#### [Brief]
Output the listing word for word, minus pictures.

_ _ _ _ _ _ _

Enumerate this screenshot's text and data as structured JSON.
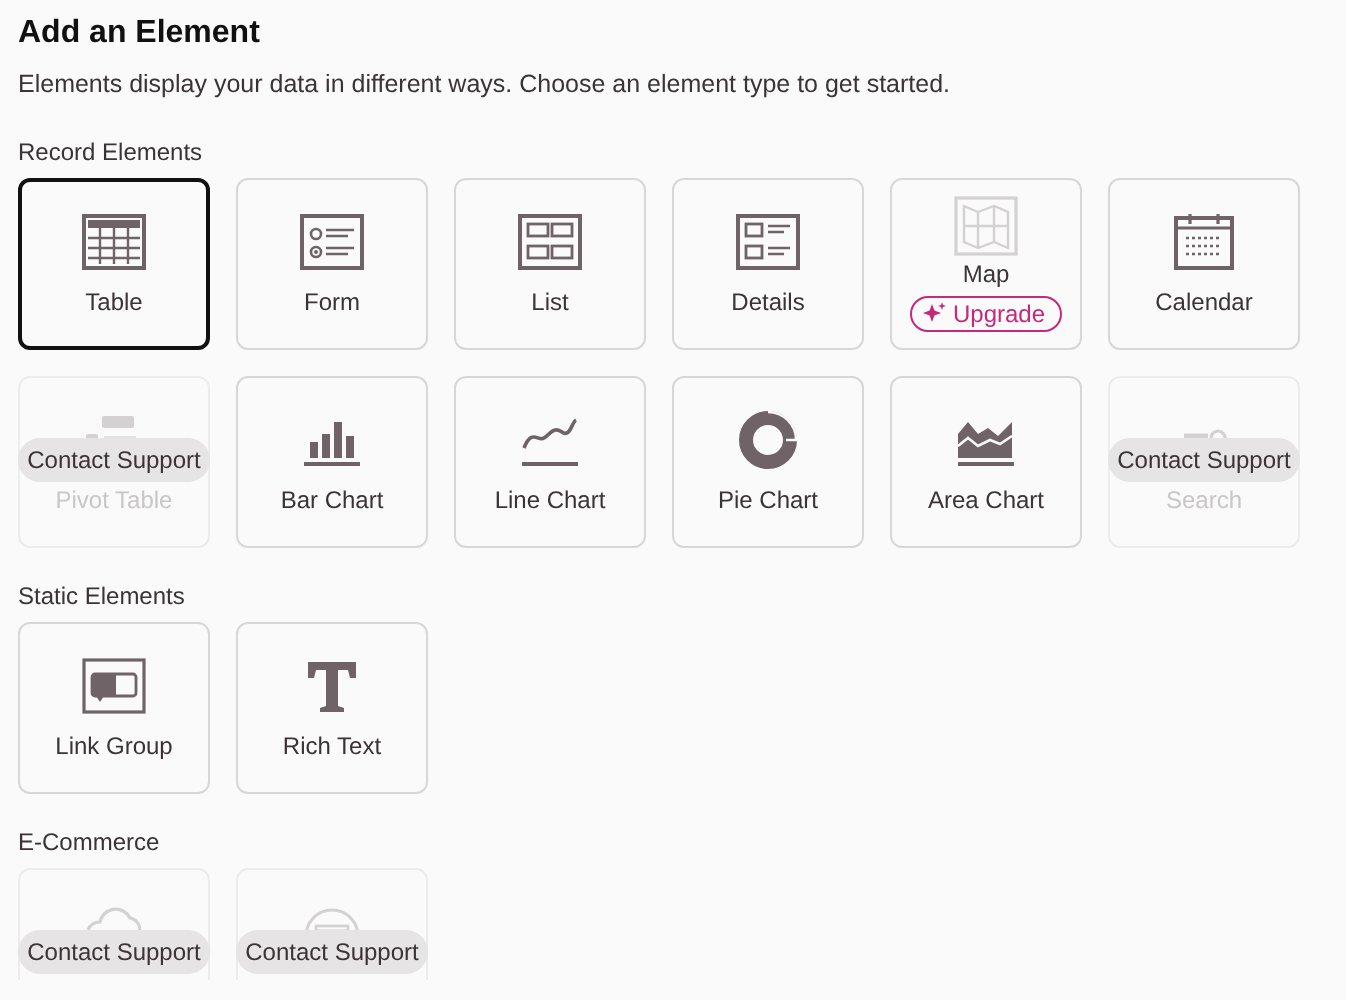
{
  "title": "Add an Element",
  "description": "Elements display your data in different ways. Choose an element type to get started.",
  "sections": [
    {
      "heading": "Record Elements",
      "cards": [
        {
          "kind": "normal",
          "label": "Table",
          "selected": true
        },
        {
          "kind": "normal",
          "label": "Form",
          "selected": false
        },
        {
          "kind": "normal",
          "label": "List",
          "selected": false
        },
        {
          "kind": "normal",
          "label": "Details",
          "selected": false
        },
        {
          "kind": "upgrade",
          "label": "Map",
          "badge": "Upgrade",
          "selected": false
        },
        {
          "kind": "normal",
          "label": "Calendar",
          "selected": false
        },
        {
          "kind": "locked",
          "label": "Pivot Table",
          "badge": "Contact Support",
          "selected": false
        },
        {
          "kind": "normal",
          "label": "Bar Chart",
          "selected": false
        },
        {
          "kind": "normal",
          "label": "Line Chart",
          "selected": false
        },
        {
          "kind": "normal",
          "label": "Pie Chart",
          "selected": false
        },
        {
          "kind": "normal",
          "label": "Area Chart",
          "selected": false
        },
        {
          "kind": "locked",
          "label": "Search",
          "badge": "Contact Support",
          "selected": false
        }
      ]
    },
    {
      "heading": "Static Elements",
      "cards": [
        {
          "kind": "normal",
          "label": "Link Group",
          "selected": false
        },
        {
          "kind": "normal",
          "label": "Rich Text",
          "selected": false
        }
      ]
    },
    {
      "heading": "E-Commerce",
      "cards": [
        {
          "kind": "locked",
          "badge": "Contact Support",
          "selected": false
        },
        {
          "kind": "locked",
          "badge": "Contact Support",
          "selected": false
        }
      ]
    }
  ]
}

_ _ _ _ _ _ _

#### [Exercise result]
Enumerate this screenshot's text and data as structured JSON.
{
  "title": "Add an Element",
  "description": "Elements display your data in different ways. Choose an element type to get started.",
  "sections": [
    {
      "heading": "Record Elements",
      "cards": [
        {
          "kind": "normal",
          "label": "Table",
          "selected": true
        },
        {
          "kind": "normal",
          "label": "Form",
          "selected": false
        },
        {
          "kind": "normal",
          "label": "List",
          "selected": false
        },
        {
          "kind": "normal",
          "label": "Details",
          "selected": false
        },
        {
          "kind": "upgrade",
          "label": "Map",
          "badge": "Upgrade",
          "selected": false
        },
        {
          "kind": "normal",
          "label": "Calendar",
          "selected": false
        },
        {
          "kind": "locked",
          "label": "Pivot Table",
          "badge": "Contact Support",
          "selected": false
        },
        {
          "kind": "normal",
          "label": "Bar Chart",
          "selected": false
        },
        {
          "kind": "normal",
          "label": "Line Chart",
          "selected": false
        },
        {
          "kind": "normal",
          "label": "Pie Chart",
          "selected": false
        },
        {
          "kind": "normal",
          "label": "Area Chart",
          "selected": false
        },
        {
          "kind": "locked",
          "label": "Search",
          "badge": "Contact Support",
          "selected": false
        }
      ]
    },
    {
      "heading": "Static Elements",
      "cards": [
        {
          "kind": "normal",
          "label": "Link Group",
          "selected": false
        },
        {
          "kind": "normal",
          "label": "Rich Text",
          "selected": false
        }
      ]
    },
    {
      "heading": "E-Commerce",
      "cards": [
        {
          "kind": "locked",
          "badge": "Contact Support",
          "selected": false
        },
        {
          "kind": "locked",
          "badge": "Contact Support",
          "selected": false
        }
      ]
    }
  ]
}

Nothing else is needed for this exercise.